Probability, Significance, Ranges
Until now I've been using probability without really defining it. Why talk about probability, when events either happen or they don't? A probability is an expression of how likely we think an event is. Not a great definition, using 'likely' (you might say it's a circular argument). Another definition is the fraction of times that an event would occur if you repeated the experiment forever. So if you flipped a coin a million times, you'd expect about half a million to be heads. The probability of heads is half a million divided by a million, or 0.5, or 50%.
(Answer: All of the sides are equally likely, and there are six sides, so the answer is 1/6)
Now if we flip a coin a million times, we'd expect about a half a million heads. But what if we only flipped three or four times? Try it if you've got a coin. You probably won't get two heads and two tails. You certainly won't get a head and a half. That's the thing about probability and one of the pitfalls of statistics.
Let's say a tobacco company, call them Fill Morse, wanted to prove to the public that their cigarettes didn't cause cancer. Morse could get 5 smokers, find that one had cancer, and then say: "80% of smokers of Fill Morse cigarettes don't get cancer, new study says." This doesn't give a measure of the true probability of cancer incidence in smokers.
Statisticians talk about probability distributions. Especially, they talk about the normal distribution, or the (ready for it now) bell curve. One of the ideas in statistics is that if you have a huge group of samples and the variation between them is small (like if you measured the heights of north american men, say), it has a normal distribution. This means that the mean, median, and mode are the same value, and have the highest probability of occurring, with lower and lower probabilities as you go farther away from the mean (in other words, most men are 'average' height, and really really tall or really really short men are rare).

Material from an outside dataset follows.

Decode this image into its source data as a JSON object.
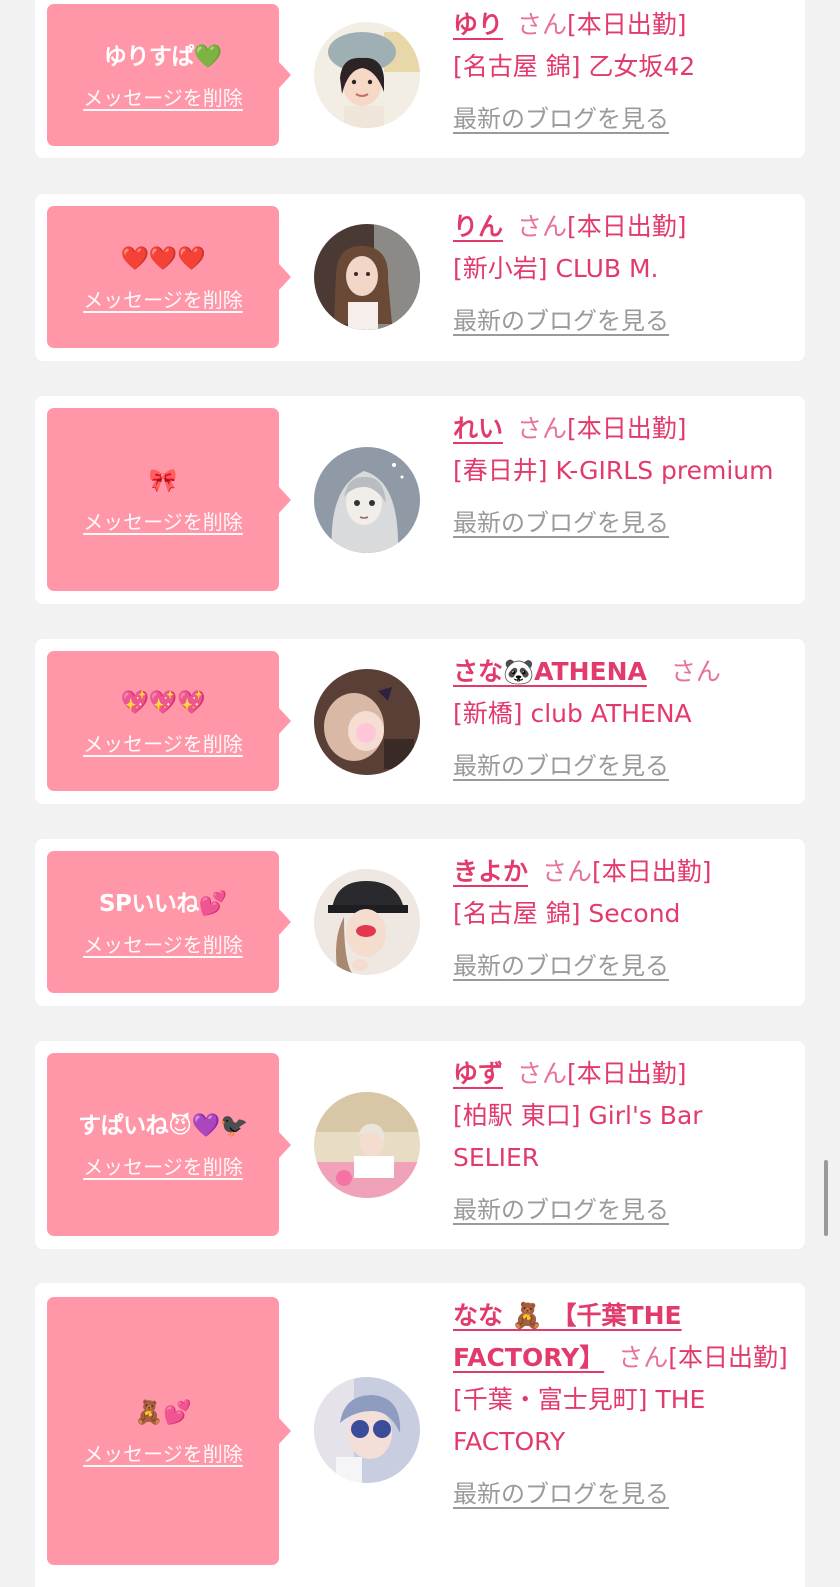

The normal distribution looks like this—this one has a mean of zero, a standard deviation of ten.
But there are different kinds of normal distributions. The temperature in two cities might both have normal distributions, with similar mean temperatures, but the weather in one city, call it Varia, could be much more variable than in another city, call it Steadia. The two distributions might look like this:
The point is that an average, by itself, doesn't say very much at all (as you knew from the discussion on averages above). That's why statisticians talk about the standard deviation and the significance.
Let's look at another example. Opinion polls are conducted all the time, which ask "do you support the bombing of helpless country x" or some such thing. Results are something like 60% no, 40% yes. And the fine print was something like "results are valid to within 1% 19 times out of 20".
The 1% is the deviation. The 19 times out of 20 is the significance.
What this means is that if you took another test, there would be 95% chance (19 out of 20) that the answer would come out between 59-61% no and 39-41% yes. In other words, the pollers are pretty confident that their sample is not biased and that it represents the population.
The standard deviation on the Stanford Binet IQ test is 3. The test assumes a normal distribution. The normal distribution means that the test told you you were worth 100 IQ points (idiotic to begin with, of course), there is only a 68% chance that your 'real' IQ falls between 97 and 103. There's a 95% chance that your IQ falls between 94 and 106, and as you increase the range, the chances go up that your value falls within the range.
These are not the greatest explanations of the phenomena but the point is that these figures, of standard deviation and significance, are what tell you how much an average can be trusted. They are hardly ever included with any statistics (except when the people giving them to you are confident, like in opinion polls). Which means you can hardly trust an average at all.